### Aim of the task
Copy every line of the records that includes the word "Filtros".

### Task material
:::
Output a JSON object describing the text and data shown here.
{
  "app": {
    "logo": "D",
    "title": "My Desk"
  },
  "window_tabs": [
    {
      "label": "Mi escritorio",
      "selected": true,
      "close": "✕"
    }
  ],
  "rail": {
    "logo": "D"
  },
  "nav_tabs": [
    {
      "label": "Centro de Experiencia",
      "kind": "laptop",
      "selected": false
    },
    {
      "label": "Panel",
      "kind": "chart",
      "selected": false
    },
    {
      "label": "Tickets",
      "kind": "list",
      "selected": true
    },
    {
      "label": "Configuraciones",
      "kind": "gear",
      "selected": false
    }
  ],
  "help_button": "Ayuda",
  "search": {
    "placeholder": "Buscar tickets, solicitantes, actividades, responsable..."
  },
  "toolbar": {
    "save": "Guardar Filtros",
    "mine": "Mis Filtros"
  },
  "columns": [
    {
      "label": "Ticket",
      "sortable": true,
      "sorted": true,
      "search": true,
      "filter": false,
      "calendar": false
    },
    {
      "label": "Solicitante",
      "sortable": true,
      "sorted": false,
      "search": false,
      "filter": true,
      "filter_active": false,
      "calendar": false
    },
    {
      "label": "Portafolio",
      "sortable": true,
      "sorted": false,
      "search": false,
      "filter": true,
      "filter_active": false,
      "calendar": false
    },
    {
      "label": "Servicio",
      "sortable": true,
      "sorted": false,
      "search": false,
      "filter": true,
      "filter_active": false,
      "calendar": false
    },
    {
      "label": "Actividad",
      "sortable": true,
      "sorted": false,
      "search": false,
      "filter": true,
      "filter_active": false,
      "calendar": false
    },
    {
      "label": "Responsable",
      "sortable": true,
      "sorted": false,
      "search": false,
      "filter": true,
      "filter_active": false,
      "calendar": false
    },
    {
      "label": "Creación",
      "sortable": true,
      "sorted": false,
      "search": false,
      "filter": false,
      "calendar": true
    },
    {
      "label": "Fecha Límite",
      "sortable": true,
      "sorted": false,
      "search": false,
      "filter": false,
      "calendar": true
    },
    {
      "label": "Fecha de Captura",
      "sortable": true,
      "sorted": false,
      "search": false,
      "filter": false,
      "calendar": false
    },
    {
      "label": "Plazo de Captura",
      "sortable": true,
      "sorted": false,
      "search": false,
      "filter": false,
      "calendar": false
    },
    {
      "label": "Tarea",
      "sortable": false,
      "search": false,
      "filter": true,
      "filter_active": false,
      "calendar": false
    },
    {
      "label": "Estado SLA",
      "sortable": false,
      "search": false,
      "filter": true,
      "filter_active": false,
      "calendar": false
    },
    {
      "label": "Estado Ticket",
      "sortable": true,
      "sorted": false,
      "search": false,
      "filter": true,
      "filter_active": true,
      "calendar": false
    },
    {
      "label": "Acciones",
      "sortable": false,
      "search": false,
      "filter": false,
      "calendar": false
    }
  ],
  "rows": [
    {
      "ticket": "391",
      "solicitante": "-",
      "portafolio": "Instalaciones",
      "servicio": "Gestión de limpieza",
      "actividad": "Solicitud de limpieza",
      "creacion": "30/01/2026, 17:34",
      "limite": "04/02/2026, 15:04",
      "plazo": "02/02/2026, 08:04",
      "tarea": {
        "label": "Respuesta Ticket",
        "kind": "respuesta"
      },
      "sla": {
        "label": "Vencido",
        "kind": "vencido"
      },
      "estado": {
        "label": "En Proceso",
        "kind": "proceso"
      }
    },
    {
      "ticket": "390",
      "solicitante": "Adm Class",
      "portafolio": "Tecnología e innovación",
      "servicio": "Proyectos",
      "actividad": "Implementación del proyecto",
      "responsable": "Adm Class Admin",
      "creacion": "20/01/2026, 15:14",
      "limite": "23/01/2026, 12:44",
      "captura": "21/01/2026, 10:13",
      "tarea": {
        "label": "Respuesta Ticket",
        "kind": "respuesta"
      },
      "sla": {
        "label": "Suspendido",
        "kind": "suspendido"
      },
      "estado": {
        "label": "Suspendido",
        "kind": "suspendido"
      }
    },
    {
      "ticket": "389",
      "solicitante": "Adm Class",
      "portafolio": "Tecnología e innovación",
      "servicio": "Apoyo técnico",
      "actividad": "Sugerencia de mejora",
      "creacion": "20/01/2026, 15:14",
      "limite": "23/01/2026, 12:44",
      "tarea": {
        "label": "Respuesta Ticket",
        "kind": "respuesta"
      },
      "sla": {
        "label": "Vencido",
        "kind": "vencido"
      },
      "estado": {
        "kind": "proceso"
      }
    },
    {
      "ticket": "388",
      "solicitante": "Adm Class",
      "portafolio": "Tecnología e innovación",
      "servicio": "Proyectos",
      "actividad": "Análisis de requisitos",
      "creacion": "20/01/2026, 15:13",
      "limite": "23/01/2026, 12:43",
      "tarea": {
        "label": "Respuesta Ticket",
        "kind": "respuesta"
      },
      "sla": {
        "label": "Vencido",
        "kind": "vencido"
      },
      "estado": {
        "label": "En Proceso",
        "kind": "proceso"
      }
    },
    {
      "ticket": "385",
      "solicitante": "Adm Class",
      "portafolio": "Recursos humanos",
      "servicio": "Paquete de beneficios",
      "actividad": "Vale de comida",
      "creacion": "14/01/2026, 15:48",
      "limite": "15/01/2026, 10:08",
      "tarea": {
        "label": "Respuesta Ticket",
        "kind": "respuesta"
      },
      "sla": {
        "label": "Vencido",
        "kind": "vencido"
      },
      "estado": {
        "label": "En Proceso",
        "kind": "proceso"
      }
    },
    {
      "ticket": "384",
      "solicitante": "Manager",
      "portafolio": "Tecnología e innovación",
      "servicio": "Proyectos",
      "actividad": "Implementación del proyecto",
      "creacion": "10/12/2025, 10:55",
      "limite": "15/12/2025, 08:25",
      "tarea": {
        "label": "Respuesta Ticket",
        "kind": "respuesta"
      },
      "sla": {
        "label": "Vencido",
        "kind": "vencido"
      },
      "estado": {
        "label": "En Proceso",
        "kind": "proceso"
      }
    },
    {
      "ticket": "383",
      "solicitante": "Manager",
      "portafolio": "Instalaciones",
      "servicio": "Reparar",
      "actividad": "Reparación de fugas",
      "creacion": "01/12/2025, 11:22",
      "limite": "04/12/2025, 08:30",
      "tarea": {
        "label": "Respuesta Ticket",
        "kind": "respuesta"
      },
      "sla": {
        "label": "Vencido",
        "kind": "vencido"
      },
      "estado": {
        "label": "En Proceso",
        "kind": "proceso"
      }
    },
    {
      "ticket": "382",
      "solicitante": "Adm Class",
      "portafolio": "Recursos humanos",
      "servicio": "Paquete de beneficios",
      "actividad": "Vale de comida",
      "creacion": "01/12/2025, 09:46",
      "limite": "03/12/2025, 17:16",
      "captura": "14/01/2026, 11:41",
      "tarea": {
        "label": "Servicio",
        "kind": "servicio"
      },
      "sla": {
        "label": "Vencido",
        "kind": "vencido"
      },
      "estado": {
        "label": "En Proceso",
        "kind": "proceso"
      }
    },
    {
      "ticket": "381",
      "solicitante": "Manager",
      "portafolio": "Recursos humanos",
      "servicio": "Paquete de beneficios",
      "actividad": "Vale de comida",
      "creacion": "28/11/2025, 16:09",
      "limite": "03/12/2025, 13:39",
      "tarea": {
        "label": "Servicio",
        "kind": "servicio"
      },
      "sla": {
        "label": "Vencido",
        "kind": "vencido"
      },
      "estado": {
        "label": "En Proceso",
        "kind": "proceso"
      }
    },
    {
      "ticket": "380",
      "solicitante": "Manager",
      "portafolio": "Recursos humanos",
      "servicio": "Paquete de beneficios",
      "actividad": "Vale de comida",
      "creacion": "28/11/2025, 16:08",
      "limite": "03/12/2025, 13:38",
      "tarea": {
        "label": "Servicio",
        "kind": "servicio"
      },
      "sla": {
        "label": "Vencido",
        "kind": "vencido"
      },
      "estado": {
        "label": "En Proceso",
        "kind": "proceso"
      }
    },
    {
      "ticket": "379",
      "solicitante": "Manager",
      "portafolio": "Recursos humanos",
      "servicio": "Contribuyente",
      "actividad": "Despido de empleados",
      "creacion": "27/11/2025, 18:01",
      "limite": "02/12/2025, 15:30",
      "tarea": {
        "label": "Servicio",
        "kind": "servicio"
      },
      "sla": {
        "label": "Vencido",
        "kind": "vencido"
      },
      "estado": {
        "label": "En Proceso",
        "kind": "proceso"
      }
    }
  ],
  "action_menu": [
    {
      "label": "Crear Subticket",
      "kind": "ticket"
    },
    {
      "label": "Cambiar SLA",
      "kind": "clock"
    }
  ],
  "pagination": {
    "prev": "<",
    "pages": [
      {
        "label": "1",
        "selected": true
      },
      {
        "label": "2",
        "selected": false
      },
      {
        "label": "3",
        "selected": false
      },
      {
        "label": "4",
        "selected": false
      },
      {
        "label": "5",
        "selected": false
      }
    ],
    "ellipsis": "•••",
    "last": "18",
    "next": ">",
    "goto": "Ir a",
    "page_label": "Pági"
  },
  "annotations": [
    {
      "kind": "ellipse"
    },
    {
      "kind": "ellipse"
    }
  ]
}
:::
### Solved problem
    "save": "Guardar Filtros",
    "mine": "Mis Filtros"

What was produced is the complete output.